Letter to the Editor
Godels Theorem Misunderstood
Robert A. Herrmann
United States Naval Academy
Annapolis, Maryland 21402
From: JASA 33 (December 1981): 255.
Even though the article "A Positive Approach to Creation" in the December 1980 issue of the Journal ASA was exceedingly beneficial and useful to our understanding of certain cosmological concepts, the statements made by the author relative to Godel's incompleteness theorem are incorrect. This misunderstanding of Godel's results is widely held by numerous individuals and has unfortunately permeated much modern literature.
This misunderstanding revolves around the distinct differences between the procedures employed within the discipline of mathematical logic: procedures which mathematically study numerous concepts associated with logical syntactics and the internal logical syntactics itself. Godel's incompleteness theorem,. among others, states in generalization that if we employ a "formally expressible" set of axioms for an (informally) conceived mathematical structure N of a certain complexity and the Godel numbers for this axiom system form a recursive set, among other possible recursive characterizations, then the set of formally obtainable propositions does not include all of the formal propositions which semantically hold true in N. This simply implies that under the "recursive" characteristic state above that the semantical procedures common to most mathematics do not correspond to the syntactical concepts of deduction. Of course, Godel used a weak form of semantics to establish this result, a form that was acceptable to Hilbert.
There is, however, a small contingent of mathematicians who would lead us to believe that the only concepts that should be considered within the mathematical arena are those results which are "recursively" obtainable and thus always meaningful to the workers in "artificial intelligence." A 1980 Pulitzer Prize was awarded to Douglas R. Hofstadter for his highly erudite attempt to philosophically show that the human mind = the biological object known as the human brain = artificial intelligence. Of Course, if mathematicians followed such precepts, then there would be no Godel incompleteness theorem. Fortunately, at least at present, the vast majority of mathematicians do not adhere to these restrictions.

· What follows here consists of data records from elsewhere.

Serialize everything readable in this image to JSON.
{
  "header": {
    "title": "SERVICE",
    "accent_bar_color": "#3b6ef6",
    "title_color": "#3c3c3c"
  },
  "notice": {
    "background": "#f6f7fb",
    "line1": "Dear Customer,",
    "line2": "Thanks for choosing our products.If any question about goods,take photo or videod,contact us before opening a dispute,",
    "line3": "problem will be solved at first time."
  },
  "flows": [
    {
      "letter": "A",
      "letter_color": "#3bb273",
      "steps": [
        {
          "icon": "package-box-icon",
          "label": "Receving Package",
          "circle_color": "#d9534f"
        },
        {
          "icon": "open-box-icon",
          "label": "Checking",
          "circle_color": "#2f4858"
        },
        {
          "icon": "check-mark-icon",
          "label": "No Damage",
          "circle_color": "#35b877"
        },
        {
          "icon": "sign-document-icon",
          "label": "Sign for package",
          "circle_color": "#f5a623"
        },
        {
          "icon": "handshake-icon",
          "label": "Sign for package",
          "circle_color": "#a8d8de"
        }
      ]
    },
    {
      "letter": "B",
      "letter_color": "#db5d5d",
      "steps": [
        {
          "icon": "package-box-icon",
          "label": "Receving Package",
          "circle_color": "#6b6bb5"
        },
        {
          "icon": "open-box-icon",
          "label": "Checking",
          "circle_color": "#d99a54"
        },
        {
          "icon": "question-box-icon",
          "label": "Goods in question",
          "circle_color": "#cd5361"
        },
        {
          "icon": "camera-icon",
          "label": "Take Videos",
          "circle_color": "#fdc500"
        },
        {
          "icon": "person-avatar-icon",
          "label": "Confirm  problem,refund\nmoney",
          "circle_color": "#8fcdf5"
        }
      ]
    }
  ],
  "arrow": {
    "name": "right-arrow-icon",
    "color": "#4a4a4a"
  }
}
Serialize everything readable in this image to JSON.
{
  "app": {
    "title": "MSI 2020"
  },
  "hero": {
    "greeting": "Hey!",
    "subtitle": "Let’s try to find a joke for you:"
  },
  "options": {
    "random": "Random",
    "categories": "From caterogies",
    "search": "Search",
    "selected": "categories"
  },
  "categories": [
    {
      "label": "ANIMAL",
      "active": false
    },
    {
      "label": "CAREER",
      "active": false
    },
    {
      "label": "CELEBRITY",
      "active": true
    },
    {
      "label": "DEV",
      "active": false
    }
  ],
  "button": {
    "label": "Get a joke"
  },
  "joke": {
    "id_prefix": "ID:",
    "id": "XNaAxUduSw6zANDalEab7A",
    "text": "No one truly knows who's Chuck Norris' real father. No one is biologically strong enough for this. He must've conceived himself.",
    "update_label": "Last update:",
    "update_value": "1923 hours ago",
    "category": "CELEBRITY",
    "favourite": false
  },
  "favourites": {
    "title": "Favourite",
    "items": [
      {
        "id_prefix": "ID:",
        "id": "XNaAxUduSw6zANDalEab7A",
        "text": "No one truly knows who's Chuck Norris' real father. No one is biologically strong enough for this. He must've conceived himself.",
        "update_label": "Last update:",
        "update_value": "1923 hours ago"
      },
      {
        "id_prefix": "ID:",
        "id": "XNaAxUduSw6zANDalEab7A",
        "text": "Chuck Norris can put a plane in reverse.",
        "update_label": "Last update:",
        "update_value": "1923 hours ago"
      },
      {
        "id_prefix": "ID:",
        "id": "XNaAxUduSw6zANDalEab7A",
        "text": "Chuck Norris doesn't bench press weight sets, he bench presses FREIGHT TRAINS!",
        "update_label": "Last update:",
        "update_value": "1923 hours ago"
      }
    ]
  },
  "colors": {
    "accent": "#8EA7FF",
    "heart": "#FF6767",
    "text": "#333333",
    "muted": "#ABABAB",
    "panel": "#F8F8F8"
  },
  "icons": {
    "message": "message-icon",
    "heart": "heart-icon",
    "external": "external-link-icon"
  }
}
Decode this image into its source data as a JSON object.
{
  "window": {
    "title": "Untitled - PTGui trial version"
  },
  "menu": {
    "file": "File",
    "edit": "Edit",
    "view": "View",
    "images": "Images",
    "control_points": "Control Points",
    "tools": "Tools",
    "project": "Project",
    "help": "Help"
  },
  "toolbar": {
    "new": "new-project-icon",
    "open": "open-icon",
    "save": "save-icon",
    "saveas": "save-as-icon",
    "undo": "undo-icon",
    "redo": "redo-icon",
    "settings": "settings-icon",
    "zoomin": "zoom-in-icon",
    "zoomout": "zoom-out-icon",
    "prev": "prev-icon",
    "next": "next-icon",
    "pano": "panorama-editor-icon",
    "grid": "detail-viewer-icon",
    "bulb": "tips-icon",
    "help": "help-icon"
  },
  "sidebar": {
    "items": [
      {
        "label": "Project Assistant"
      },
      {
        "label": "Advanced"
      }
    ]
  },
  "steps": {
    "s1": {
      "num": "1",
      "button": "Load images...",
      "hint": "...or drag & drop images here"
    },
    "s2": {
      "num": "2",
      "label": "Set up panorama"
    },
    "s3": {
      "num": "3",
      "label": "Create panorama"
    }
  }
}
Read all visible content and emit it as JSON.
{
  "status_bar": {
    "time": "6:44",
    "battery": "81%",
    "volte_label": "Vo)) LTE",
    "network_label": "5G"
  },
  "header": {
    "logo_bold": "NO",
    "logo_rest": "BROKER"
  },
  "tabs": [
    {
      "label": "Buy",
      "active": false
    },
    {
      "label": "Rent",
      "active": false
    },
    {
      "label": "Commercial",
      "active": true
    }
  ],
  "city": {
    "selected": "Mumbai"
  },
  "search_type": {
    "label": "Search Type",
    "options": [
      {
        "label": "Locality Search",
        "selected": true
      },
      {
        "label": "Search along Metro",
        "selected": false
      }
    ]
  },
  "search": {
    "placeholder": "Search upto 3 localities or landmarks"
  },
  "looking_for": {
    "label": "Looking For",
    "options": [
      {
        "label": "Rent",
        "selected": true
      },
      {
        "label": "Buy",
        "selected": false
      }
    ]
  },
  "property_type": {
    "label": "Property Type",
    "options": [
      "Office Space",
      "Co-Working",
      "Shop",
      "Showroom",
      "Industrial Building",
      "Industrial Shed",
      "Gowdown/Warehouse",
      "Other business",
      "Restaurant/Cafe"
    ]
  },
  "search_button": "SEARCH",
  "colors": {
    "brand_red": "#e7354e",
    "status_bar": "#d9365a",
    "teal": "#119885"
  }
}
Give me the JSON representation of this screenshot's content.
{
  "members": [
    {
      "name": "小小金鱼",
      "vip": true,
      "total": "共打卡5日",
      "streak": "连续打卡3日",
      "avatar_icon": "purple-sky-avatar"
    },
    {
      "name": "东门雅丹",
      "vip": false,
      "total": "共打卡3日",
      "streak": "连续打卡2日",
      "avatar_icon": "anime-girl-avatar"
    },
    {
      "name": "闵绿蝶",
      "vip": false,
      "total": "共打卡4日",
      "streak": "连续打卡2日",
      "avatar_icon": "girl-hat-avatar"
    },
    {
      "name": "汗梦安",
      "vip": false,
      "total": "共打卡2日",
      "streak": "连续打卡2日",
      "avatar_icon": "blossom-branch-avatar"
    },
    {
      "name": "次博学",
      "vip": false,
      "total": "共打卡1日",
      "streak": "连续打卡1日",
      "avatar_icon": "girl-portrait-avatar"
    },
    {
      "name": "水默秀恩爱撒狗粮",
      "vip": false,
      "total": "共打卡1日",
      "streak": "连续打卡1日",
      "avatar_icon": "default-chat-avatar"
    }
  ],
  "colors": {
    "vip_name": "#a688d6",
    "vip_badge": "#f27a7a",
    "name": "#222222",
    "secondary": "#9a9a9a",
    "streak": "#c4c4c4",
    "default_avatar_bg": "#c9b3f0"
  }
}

Consequently, for the majority of mathematicians the set S of all formally expressible statements which semantically hold true in N forms a complete system of axioms for N. However, the set S does not have the appropriate "recursive" property required for such incompleteness results. If N were a model of set-theory, then it could indeed contain a mathematical model of the universe, which could answer all mathematically expressible questions that are humanly understandable.